* **Exercise prompt**: Wherever the string "Resources" turns up in the data, copy the whole line.

──────────

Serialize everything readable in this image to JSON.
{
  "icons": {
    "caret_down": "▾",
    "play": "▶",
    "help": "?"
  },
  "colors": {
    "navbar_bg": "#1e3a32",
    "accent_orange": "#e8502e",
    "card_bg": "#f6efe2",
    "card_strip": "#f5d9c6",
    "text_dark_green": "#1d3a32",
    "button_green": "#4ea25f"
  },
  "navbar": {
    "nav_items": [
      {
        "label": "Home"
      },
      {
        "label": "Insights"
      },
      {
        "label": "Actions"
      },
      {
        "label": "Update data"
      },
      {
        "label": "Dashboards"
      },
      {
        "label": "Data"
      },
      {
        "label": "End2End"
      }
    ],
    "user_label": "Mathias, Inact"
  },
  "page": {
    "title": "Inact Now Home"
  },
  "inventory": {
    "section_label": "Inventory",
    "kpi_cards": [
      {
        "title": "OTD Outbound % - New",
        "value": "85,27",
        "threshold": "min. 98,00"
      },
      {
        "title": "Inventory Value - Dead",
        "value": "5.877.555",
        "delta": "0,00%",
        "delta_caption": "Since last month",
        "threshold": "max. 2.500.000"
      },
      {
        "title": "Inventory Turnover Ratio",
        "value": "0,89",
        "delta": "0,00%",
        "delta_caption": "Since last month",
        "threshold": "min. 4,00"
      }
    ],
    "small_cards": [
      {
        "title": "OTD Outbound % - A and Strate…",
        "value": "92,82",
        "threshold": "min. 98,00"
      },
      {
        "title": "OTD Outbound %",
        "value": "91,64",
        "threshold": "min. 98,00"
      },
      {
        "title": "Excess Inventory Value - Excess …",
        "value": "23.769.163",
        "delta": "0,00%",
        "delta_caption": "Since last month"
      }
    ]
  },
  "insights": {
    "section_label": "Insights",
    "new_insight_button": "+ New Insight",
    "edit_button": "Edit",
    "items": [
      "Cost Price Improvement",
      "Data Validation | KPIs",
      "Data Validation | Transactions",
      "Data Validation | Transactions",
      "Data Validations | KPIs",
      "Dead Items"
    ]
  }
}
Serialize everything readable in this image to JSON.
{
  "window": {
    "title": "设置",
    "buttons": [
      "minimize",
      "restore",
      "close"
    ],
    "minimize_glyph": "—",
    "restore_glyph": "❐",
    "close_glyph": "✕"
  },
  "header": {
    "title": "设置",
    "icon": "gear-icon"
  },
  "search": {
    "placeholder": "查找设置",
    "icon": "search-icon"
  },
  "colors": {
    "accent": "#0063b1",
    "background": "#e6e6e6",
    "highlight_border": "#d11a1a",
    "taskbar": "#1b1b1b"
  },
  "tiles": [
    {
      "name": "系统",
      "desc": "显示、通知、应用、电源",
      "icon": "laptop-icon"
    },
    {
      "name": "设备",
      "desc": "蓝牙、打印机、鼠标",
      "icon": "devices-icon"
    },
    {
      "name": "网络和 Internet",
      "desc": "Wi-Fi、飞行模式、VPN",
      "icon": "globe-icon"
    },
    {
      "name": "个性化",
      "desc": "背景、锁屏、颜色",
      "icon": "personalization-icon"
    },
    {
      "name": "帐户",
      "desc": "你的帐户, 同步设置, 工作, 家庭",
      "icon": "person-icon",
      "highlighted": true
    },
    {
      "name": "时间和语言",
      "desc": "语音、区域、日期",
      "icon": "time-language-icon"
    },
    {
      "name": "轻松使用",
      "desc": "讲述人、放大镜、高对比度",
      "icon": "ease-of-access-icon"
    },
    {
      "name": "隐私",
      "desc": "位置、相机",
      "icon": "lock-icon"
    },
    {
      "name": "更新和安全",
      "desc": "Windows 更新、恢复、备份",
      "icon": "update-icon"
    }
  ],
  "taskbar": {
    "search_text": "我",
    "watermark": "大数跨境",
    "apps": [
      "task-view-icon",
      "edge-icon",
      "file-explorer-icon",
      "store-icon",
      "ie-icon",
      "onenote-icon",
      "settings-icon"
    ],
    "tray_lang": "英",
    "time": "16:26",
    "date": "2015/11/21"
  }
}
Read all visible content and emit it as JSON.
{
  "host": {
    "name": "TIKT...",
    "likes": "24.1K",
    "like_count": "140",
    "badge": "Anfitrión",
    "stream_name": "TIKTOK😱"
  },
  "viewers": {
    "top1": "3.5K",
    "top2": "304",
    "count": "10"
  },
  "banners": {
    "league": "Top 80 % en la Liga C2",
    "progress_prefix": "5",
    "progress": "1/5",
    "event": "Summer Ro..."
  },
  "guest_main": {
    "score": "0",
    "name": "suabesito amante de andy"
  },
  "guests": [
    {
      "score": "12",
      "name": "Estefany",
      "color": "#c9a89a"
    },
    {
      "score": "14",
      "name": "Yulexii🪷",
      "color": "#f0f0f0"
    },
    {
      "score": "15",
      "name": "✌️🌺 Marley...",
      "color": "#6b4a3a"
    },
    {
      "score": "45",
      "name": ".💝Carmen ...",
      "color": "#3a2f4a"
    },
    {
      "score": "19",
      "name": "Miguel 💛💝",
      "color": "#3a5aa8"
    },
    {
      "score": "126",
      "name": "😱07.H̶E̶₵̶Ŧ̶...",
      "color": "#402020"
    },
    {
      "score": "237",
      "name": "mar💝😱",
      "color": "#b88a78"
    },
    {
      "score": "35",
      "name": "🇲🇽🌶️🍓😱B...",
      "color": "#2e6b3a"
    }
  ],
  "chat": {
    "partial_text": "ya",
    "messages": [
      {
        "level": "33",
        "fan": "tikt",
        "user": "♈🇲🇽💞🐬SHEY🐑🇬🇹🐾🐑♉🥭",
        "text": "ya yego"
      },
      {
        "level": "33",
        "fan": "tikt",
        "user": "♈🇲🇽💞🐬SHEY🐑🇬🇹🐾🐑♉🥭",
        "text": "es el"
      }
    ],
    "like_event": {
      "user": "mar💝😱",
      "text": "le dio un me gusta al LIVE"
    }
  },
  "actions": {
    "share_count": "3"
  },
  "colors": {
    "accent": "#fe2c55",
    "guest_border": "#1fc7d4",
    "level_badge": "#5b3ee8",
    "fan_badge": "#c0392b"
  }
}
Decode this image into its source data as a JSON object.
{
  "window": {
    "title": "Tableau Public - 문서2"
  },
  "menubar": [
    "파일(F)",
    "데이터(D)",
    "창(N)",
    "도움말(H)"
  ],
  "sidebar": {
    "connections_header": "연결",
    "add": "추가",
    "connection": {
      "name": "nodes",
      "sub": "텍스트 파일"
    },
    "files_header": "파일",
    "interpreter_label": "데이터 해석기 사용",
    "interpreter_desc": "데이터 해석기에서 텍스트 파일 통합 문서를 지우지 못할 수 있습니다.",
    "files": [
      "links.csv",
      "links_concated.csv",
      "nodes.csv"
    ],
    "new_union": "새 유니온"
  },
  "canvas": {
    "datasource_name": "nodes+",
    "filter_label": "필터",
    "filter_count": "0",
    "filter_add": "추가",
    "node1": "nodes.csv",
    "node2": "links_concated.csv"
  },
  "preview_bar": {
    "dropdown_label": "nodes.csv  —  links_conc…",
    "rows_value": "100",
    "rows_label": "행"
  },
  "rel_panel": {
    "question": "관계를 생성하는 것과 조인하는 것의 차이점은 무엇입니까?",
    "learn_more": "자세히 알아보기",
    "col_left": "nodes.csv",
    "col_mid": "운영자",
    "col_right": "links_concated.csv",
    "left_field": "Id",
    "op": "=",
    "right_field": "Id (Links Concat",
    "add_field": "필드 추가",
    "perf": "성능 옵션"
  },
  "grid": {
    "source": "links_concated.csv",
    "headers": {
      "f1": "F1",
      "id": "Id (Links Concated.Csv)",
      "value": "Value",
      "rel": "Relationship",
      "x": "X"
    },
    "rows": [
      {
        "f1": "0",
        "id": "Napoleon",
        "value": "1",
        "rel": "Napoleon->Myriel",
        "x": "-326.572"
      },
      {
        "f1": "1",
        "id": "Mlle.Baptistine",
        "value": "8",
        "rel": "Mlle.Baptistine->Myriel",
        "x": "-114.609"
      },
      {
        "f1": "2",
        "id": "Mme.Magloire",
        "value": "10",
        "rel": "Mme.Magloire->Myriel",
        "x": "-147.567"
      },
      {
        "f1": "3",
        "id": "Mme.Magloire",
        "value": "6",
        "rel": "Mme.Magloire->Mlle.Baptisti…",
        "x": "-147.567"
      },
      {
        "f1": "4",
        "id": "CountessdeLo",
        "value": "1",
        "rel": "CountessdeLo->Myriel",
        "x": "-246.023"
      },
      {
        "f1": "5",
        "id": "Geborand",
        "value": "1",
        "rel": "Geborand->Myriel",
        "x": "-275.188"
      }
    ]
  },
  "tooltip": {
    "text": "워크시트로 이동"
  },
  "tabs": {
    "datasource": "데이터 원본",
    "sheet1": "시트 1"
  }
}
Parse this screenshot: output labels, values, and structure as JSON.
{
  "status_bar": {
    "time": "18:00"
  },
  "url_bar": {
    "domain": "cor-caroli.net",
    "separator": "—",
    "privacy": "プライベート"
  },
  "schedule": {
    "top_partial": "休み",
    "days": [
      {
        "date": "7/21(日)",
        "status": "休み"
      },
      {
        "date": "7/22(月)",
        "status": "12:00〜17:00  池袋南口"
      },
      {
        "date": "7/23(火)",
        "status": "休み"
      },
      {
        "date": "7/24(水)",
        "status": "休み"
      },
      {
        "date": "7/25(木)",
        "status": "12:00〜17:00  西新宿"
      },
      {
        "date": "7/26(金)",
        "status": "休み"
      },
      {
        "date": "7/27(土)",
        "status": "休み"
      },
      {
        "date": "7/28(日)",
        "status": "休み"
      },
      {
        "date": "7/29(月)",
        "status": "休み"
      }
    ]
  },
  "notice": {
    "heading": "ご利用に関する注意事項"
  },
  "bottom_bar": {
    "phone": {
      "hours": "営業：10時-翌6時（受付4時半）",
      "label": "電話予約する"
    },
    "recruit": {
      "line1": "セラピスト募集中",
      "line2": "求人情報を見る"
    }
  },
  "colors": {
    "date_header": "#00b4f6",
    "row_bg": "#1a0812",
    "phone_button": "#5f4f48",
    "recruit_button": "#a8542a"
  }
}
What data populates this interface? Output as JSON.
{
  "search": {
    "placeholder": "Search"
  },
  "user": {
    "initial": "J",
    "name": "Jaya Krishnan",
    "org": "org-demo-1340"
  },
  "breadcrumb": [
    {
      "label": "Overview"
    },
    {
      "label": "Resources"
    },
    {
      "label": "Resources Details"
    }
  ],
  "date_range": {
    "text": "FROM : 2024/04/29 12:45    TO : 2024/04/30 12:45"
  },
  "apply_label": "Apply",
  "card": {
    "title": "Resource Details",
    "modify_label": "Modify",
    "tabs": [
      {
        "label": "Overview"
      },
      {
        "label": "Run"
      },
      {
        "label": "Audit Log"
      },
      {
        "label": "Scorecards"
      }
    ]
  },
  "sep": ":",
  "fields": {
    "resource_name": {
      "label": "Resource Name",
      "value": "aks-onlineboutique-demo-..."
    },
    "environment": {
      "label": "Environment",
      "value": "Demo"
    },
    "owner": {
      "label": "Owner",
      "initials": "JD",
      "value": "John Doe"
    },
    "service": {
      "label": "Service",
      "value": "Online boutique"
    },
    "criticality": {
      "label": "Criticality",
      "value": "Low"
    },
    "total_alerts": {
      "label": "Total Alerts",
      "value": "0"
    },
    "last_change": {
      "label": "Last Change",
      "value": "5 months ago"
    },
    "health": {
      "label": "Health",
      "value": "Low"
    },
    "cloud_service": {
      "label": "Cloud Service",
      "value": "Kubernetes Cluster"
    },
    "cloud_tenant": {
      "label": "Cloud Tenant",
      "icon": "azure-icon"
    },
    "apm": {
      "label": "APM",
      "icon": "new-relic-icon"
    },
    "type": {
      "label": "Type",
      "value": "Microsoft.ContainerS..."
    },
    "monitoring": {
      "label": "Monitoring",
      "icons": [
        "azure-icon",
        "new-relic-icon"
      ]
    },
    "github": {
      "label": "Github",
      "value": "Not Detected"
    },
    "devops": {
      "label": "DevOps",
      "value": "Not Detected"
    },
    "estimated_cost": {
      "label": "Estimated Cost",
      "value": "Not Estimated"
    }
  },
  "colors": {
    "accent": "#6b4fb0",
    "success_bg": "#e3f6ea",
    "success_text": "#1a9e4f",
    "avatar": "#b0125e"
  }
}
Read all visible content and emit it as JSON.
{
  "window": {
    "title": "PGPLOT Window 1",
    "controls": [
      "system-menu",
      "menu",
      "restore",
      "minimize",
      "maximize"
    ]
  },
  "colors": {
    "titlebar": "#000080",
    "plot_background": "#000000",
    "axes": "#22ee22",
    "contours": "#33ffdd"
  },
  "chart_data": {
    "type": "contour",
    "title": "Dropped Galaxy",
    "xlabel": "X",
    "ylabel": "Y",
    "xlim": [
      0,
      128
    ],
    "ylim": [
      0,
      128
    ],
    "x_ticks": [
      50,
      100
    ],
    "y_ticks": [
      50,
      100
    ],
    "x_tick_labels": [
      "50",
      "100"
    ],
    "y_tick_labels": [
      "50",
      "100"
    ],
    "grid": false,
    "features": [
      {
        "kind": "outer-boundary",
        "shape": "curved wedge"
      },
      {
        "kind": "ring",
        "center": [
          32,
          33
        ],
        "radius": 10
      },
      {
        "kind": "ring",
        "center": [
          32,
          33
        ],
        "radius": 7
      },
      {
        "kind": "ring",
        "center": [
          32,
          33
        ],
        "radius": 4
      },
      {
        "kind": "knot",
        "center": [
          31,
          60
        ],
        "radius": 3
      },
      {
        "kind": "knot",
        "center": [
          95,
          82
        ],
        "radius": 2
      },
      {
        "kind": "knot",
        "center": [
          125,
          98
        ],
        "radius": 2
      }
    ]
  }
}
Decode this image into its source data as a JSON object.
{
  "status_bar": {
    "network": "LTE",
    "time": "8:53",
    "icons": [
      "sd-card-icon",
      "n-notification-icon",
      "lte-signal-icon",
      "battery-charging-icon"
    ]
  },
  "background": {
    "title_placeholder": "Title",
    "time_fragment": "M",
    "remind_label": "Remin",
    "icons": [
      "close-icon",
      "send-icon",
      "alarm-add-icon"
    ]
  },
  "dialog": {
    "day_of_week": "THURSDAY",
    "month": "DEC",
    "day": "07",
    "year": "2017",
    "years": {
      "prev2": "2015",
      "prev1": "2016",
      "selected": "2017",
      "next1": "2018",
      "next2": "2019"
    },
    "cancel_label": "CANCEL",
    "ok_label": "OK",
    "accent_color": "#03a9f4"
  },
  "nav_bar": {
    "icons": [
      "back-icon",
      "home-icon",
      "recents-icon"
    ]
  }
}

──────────

* **Solved exercise**:
      "label": "Resources"
      "label": "Resources Details"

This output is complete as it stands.